• _PROBLEM_
For the entries below, state how many lines include the string "face", and write nothing besides that number.
--------------------------------------------------
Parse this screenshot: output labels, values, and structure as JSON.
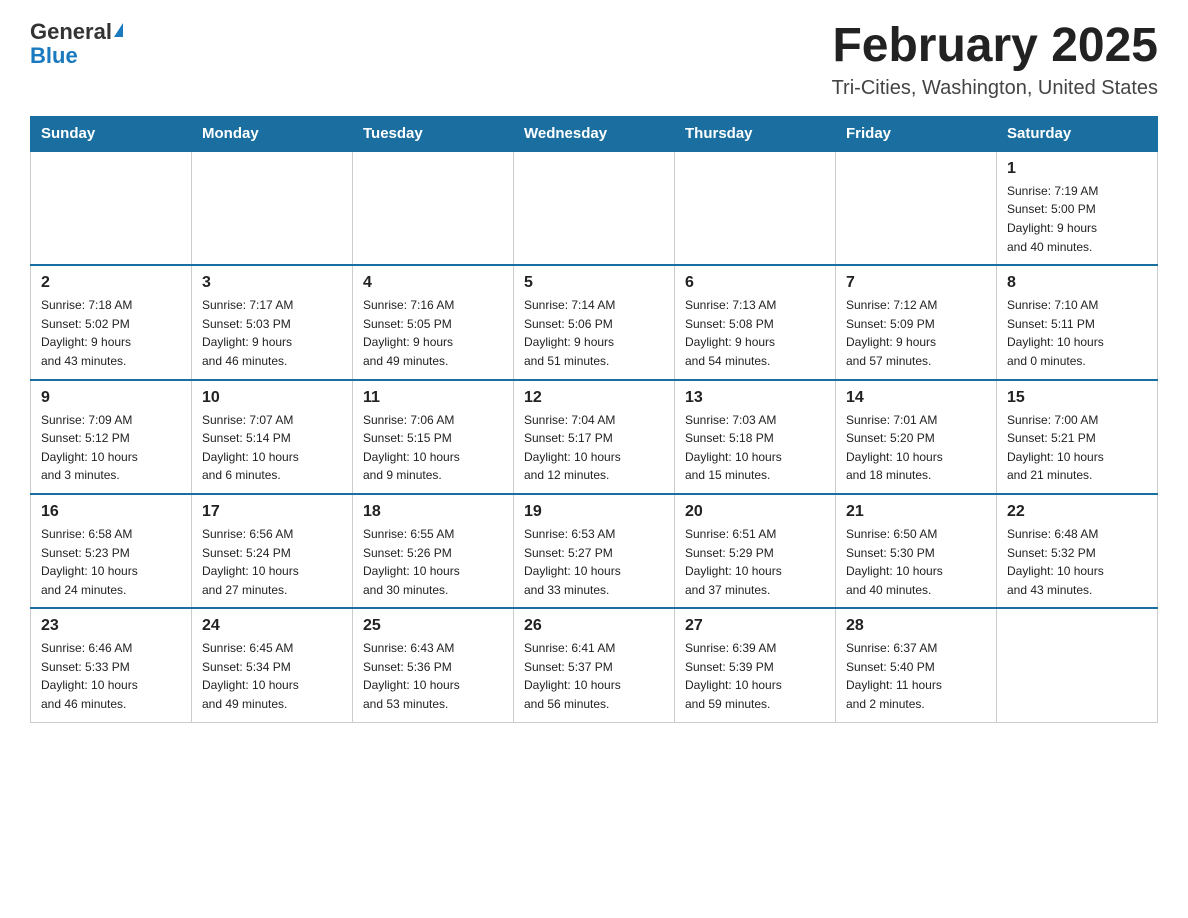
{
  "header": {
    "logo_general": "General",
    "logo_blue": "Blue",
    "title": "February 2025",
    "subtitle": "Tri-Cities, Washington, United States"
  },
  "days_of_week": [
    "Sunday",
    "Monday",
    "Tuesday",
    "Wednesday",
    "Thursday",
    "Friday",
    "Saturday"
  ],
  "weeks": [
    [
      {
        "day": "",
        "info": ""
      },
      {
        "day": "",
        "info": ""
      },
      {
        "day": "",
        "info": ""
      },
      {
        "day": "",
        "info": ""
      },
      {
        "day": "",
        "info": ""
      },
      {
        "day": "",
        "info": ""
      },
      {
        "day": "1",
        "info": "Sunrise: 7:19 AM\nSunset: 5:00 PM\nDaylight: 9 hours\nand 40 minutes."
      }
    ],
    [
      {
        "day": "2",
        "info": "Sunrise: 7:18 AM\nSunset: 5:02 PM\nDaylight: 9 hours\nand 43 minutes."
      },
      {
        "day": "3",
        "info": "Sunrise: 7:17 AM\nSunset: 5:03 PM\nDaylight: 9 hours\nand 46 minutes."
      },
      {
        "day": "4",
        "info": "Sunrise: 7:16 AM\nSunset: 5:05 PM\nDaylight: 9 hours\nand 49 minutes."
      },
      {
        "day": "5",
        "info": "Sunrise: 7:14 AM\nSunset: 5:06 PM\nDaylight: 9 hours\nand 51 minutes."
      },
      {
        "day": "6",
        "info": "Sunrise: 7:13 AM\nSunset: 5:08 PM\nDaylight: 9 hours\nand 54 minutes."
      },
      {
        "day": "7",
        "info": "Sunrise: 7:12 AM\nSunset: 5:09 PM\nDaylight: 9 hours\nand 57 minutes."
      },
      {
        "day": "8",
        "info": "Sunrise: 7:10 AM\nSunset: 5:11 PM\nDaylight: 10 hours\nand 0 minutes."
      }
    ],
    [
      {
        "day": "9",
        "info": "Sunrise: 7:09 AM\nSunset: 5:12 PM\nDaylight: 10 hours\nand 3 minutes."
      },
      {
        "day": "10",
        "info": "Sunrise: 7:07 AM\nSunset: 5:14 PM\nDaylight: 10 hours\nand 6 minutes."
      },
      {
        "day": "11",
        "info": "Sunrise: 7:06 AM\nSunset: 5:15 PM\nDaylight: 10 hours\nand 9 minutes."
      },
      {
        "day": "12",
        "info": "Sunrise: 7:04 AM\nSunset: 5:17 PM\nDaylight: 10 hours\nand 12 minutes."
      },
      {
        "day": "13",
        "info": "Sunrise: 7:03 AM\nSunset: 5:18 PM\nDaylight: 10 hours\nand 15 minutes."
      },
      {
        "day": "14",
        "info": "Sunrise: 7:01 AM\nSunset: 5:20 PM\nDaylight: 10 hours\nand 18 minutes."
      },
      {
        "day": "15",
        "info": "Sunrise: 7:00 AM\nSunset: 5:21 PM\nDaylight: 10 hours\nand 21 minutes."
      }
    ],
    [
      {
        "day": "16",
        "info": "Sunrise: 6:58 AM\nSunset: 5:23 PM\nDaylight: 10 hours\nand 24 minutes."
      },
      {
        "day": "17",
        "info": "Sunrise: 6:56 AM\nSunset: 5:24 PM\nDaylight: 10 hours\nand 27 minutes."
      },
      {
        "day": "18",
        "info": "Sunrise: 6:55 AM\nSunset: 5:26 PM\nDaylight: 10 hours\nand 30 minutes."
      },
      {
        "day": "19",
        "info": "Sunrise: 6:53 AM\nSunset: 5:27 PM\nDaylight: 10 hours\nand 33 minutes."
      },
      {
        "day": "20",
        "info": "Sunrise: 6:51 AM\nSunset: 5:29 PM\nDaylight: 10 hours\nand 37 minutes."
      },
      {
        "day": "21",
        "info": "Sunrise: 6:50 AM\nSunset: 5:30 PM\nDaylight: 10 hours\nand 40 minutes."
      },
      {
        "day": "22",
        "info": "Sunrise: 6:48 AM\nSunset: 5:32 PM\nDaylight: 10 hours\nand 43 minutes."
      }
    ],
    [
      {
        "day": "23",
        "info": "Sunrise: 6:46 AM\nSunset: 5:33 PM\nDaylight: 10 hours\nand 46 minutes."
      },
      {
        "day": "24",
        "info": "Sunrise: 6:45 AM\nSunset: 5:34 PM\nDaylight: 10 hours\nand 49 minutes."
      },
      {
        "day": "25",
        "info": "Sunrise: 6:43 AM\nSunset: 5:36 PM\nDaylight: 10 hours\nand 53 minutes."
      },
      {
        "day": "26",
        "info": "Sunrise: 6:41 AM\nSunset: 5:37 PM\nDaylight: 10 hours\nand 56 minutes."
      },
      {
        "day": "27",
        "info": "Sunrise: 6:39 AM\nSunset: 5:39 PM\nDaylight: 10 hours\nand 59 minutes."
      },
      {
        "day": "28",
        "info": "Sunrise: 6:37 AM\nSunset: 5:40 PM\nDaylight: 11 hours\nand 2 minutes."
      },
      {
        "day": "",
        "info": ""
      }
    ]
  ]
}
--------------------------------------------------
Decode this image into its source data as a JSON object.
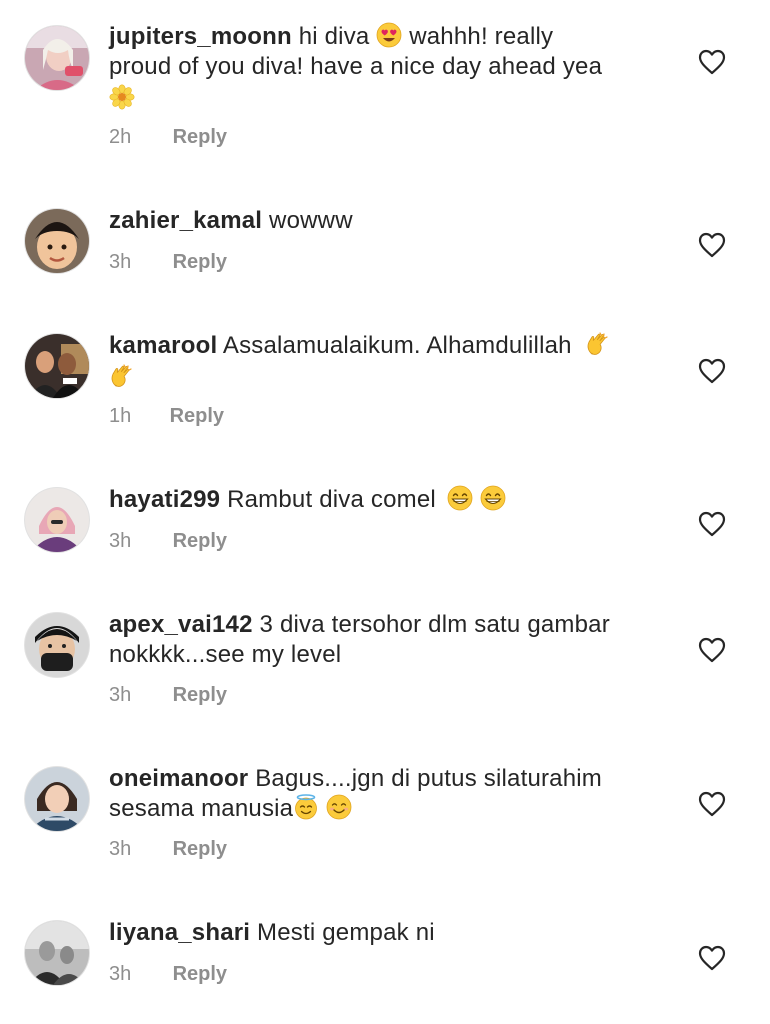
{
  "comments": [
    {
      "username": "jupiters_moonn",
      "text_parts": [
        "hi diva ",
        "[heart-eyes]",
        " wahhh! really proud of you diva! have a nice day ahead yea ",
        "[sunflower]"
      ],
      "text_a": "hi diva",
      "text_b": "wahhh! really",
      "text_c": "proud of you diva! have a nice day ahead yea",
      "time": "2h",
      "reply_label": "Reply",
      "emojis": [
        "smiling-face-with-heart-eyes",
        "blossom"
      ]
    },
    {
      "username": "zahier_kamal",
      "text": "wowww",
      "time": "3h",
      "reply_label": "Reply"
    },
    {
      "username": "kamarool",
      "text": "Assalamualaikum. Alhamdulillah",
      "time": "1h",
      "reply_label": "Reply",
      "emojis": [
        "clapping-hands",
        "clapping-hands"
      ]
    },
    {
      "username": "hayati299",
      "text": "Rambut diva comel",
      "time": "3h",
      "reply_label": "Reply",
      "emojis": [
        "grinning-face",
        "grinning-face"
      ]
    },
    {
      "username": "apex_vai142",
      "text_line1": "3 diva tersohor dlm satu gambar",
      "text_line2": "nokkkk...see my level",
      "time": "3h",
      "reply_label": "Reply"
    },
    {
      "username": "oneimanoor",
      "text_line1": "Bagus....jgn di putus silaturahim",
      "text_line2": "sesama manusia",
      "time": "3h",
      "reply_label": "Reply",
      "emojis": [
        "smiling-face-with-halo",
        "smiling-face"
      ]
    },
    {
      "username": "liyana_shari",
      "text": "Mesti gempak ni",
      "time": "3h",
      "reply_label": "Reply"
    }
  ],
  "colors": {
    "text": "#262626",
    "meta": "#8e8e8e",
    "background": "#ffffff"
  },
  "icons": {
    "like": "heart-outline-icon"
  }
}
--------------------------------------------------
• _WRITTEN RESPONSE_
5